Identify every line in the records below that contains the word "cooler", and copy each of those lines.

┌──

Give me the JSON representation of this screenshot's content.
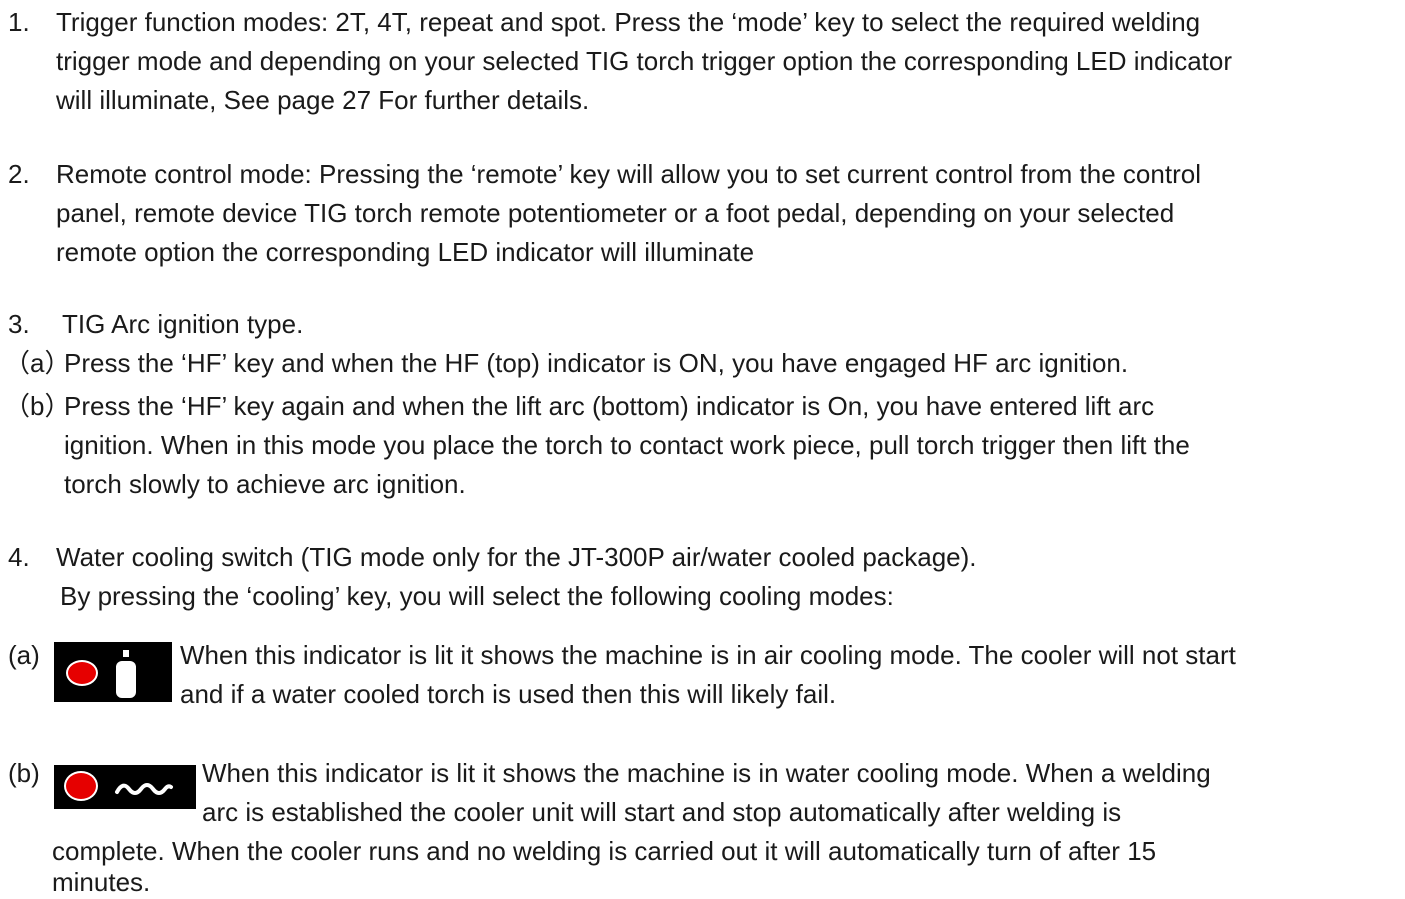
{
  "item1": {
    "number": "1.",
    "lines": [
      "Trigger function modes: 2T, 4T, repeat and spot. Press the ‘mode’ key to select the required welding",
      "trigger mode and depending on your selected TIG torch trigger option the corresponding LED indicator",
      "will illuminate, See page 27 For further details."
    ]
  },
  "item2": {
    "number": "2.",
    "lines": [
      "Remote control mode: Pressing the ‘remote’ key will allow you to set current control from the control",
      "panel, remote device TIG torch remote potentiometer or a foot pedal, depending on your selected",
      "remote option the corresponding LED indicator will illuminate"
    ]
  },
  "item3": {
    "number": "3.",
    "title": "TIG Arc ignition type.",
    "a_marker": "（a）",
    "a_text": "Press the ‘HF’ key and when the HF (top) indicator is ON, you have engaged HF arc ignition.",
    "b_marker": "（b）",
    "b_lines": [
      "Press the ‘HF’ key again and when the lift arc (bottom) indicator is On, you have entered lift arc",
      "ignition. When in this mode you place the torch to contact work piece, pull torch trigger then lift the",
      "torch slowly to achieve arc ignition."
    ]
  },
  "item4": {
    "number": "4.",
    "lines": [
      "Water cooling switch (TIG mode only for the JT-300P air/water cooled package).",
      "By pressing the ‘cooling’ key, you will select the following cooling modes:"
    ],
    "a_marker": "(a)",
    "a_lines": [
      "When this indicator is lit it shows the machine is in air cooling mode. The cooler will not start",
      "and if a water cooled torch is used then this will likely fail."
    ],
    "b_marker": "(b)",
    "b_lines": [
      "When this indicator is lit it shows the machine is in water cooling mode. When a welding",
      "arc is established the cooler unit will start and stop automatically after welding is",
      "complete. When the cooler runs and no welding is carried out it will automatically turn of after 15",
      "minutes."
    ]
  },
  "icons": {
    "air": "air-cooling-indicator-icon",
    "water": "water-cooling-indicator-icon"
  },
  "colors": {
    "led": "#e60000",
    "panel": "#000000"
  }
}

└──

** Answer below **
      "When this indicator is lit it shows the machine is in air cooling mode. The cooler will not start",
      "arc is established the cooler unit will start and stop automatically after welding is",
      "complete. When the cooler runs and no welding is carried out it will automatically turn of after 15",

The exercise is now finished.